Firstpost reached out to some of Aarushi Talwar's batchmates from Delhi Public School, Noida. Most of them flatly refused, stating that they’re fed up of answering interrogative questions that affect their mental peace. One of her classmates who chose to retain his/her identity finally agreed to relive the painful journey of growing up in the neighbourhood of this frightening crime.
A day before 16 May, 2008, some of us from 8th grade were planning an outing to the Great India Place Mall, which wasn’t too far from our school. The next morning, during our library period, some of her classmates rushed in and broke the news that Aarushi had died. It sent a chill down our spines and we froze in our seats. At that point, we assumed that it was a natural death. That same day, a small group of us walked over to her building to pay condolences. We found a chaos of police vans, OB vans, frenzied reports and camerapersons and onlookers. We still had no clue about what was going on. On approaching closer, we overheard people using phrases like murder hua hai, murder kisne kiya hai and so on. The sense of what might have happened started sinking in. Then, to our horror, we saw her family members carrying her body into a large ambulance. It was shrouded in white and her face was visible to us. We saw her from a distance of about a 100 metres. To say the least, I was shocked. This was the first time all of us teenagers had seen somebody who was our age die.

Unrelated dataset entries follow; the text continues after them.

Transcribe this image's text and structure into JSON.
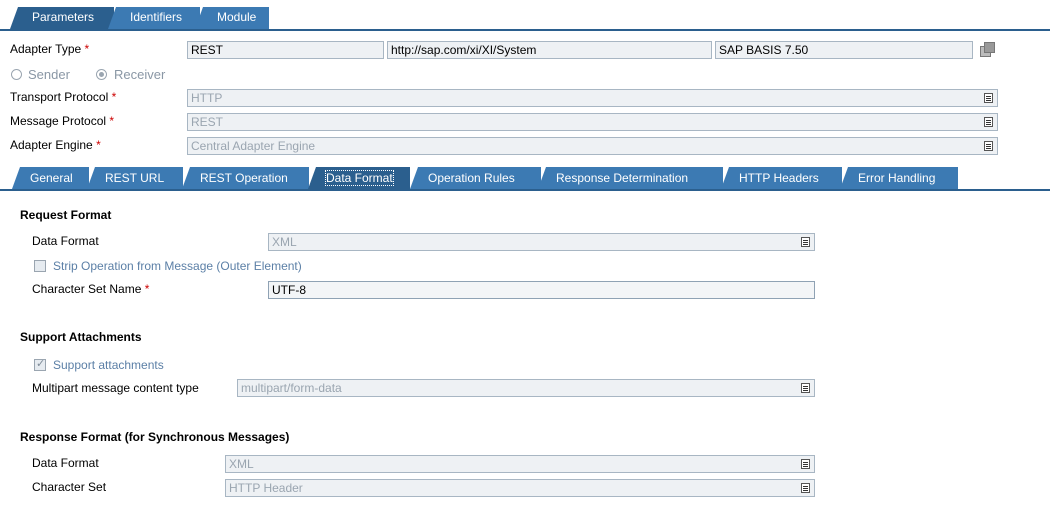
{
  "top_tabs": [
    "Parameters",
    "Identifiers",
    "Module"
  ],
  "adapter": {
    "type_label": "Adapter Type",
    "type_value": "REST",
    "namespace": "http://sap.com/xi/XI/System",
    "software": "SAP BASIS 7.50",
    "sender_label": "Sender",
    "receiver_label": "Receiver",
    "selected_direction": "Receiver",
    "transport_label": "Transport Protocol",
    "transport_value": "HTTP",
    "message_label": "Message Protocol",
    "message_value": "REST",
    "engine_label": "Adapter Engine",
    "engine_value": "Central Adapter Engine",
    "required_marker": "*"
  },
  "sub_tabs": [
    "General",
    "REST URL",
    "REST Operation",
    "Data Format",
    "Operation Rules",
    "Response Determination",
    "HTTP Headers",
    "Error Handling"
  ],
  "active_sub_tab": "Data Format",
  "request_format": {
    "title": "Request Format",
    "data_format_label": "Data Format",
    "data_format_value": "XML",
    "strip_label": "Strip Operation from Message (Outer Element)",
    "strip_checked": false,
    "charset_label": "Character Set Name",
    "charset_value": "UTF-8"
  },
  "attachments": {
    "title": "Support Attachments",
    "support_label": "Support attachments",
    "support_checked": true,
    "multipart_label": "Multipart message content type",
    "multipart_value": "multipart/form-data"
  },
  "response_format": {
    "title": "Response Format (for Synchronous Messages)",
    "data_format_label": "Data Format",
    "data_format_value": "XML",
    "charset_label": "Character Set",
    "charset_value": "HTTP Header"
  }
}
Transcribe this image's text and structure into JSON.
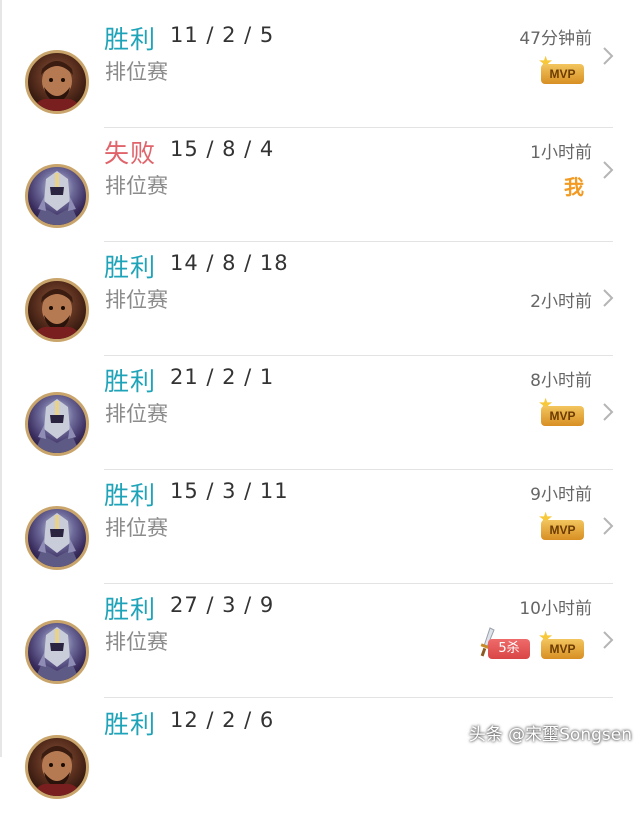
{
  "matches": [
    {
      "result": "胜利",
      "outcome": "win",
      "kda": "11 / 2 / 5",
      "mode": "排位赛",
      "time": "47分钟前",
      "hero": "warrior",
      "badges": [
        "mvp"
      ]
    },
    {
      "result": "失败",
      "outcome": "loss",
      "kda": "15 / 8 / 4",
      "mode": "排位赛",
      "time": "1小时前",
      "hero": "knight",
      "badges": [
        "me"
      ]
    },
    {
      "result": "胜利",
      "outcome": "win",
      "kda": "14 / 8 / 18",
      "mode": "排位赛",
      "time": "2小时前",
      "hero": "warrior",
      "badges": []
    },
    {
      "result": "胜利",
      "outcome": "win",
      "kda": "21 / 2 / 1",
      "mode": "排位赛",
      "time": "8小时前",
      "hero": "knight",
      "badges": [
        "mvp"
      ]
    },
    {
      "result": "胜利",
      "outcome": "win",
      "kda": "15 / 3 / 11",
      "mode": "排位赛",
      "time": "9小时前",
      "hero": "knight",
      "badges": [
        "mvp"
      ]
    },
    {
      "result": "胜利",
      "outcome": "win",
      "kda": "27 / 3 / 9",
      "mode": "排位赛",
      "time": "10小时前",
      "hero": "knight",
      "badges": [
        "kills",
        "mvp"
      ]
    },
    {
      "result": "胜利",
      "outcome": "win",
      "kda": "12 / 2 / 6",
      "mode": "",
      "time": "",
      "hero": "warrior",
      "badges": []
    }
  ],
  "labels": {
    "mvp": "MVP",
    "me": "我",
    "kills": "5杀"
  },
  "colors": {
    "win": "#1fa3b8",
    "loss": "#e0646b",
    "mvp": "#e4a23a"
  },
  "watermark": "头条 @宋璽Songsen"
}
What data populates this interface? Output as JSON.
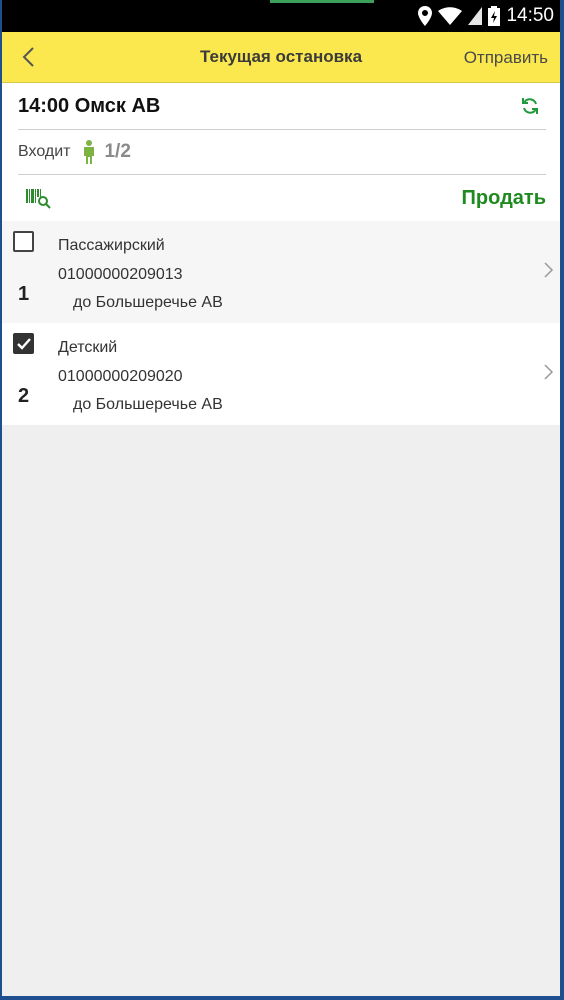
{
  "status_bar": {
    "time": "14:50"
  },
  "header": {
    "title": "Текущая остановка",
    "send_label": "Отправить"
  },
  "info": {
    "trip": "14:00 Омск АВ",
    "boarding_label": "Входит",
    "boarding_count": "1/2",
    "sell_label": "Продать"
  },
  "tickets": [
    {
      "number": "1",
      "type": "Пассажирский",
      "code": "01000000209013",
      "destination": "до Большеречье АВ",
      "checked": false
    },
    {
      "number": "2",
      "type": "Детский",
      "code": "01000000209020",
      "destination": "до Большеречье АВ",
      "checked": true
    }
  ],
  "colors": {
    "header_bg": "#fbe84e",
    "accent_green": "#1f8a1f",
    "page_bg": "#efefef"
  },
  "icons": [
    "location-icon",
    "wifi-icon",
    "signal-icon",
    "battery-icon",
    "back-icon",
    "refresh-icon",
    "person-icon",
    "barcode-search-icon",
    "chevron-right-icon",
    "checkbox-icon"
  ]
}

That night, we told our parents what had happened. We then turned on the television and painfully discovered that it was actually a murder and her domestic help Hemraj, the suspect, was absconding. I had trouble sleeping, not just that night but the whole week. The sight of Aarushi's face, the graphic visuals splashed on TV — be it blood marks on the staircase or a red hand imprint on the terrace wall — frightening scenes kept spinning in my head. I used to wake up stressed and search for the TV remote in search for answers. After the servant’s body was found on the terrace, the case took the cruelest of turns and the possibility that her parents might have killed her emerged, there was a new kind of fear that we felt in the building of that school. None of us bought any of the theories that were being thrown up by the media or the CBI. We didn’t believe that her parents could be her killers because they seemed just as concerned and loving as anybody else's parents. We used to see them regularly at PTA meetings or when they came to pick her up from school. We also didn't believe that she was sexually involved with her servant because she was an attractive girl and many guys crushed over her.
After about two weeks, from what I remember, both the CBI and the police began involving our other classmates in their investigations. The police had dug out numbers from her phone and I clearly recall that students who got these calls from the CBI shared stories of how they were petrified. Some of them switched off their phones for weeks. I too stopped answering calls from unknown numbers. Imagine, if an adult receives a call from the CBI, even if it just to testify, they’d be worried. These people were then minors. They started cross-checking with each other, and murmurs about who got a call and who didn't become the subject of our conversations, which till some days ago used to be about video games, movies or football.
We couldn’t make sense of any of the inconsistent but constant reporting about our slain classmate, but we couldn’t even stop thinking about her. Aside from the CBI, media persons also kept trying to catch hold of just about anybody from our school to talk about the incident, so, even if we wanted to move on with our lives, we weren’t quite allowed to. There was too much noise and not a single voice of reason. I remember our teachers counselling us from time and time, telling us to be strong. We could see that they too were visibly affected by the incident, they used to look stressed. Slowly, our teachers stopped discussing the issue, at least in front of us.
There was a deliberate attempt by everybody to return to normalcy, everyone, the parents and the teachers were acting like nothing’s wrong. As and when some development in the case would take place, we would sit and analyse all probabilities. Her close friends once invited us to a candlelight march at Jantar Mantar. That was the first time most of us were part of a public protest. We felt a sense of unity in our grievance, we wanted justice for a girl who was one of us and would no longer grow up with us. We were at a stage in life when we had started going out to movies alone, without our parents’ supervision. We all were new owners of cell phones and had started building close friendships. Aarushi missed out on the cheer of that carefree time when the rest of us found our freedoms and our passions. She was a straight-A student, good at sports and, as far as I can remember, she was also a good dancer.
Slowly, the trauma lessened and we graduated from school, without Aarushi. But, a sense of painful mystery lingered on. Today, on reading the verdict in the news, I feel two things. Firstly, I feel relieved that it wasn’t actually her parents who killed her. Secondly, I feel that despite the CBI's big efforts to solve the case, and books and movies and countless journalistic articles, there’s still a lack of closure about our friend’s death. It is unfair that after snatching our innocence away, society has still denied us a logical explanation for what happened in her house that evening. We have grown up inside a depressing mystery that we’ll probably just have to live with.
As told to Pallavi Rebbapragada
Updated Date: Oct 13, 2017 07:28 AM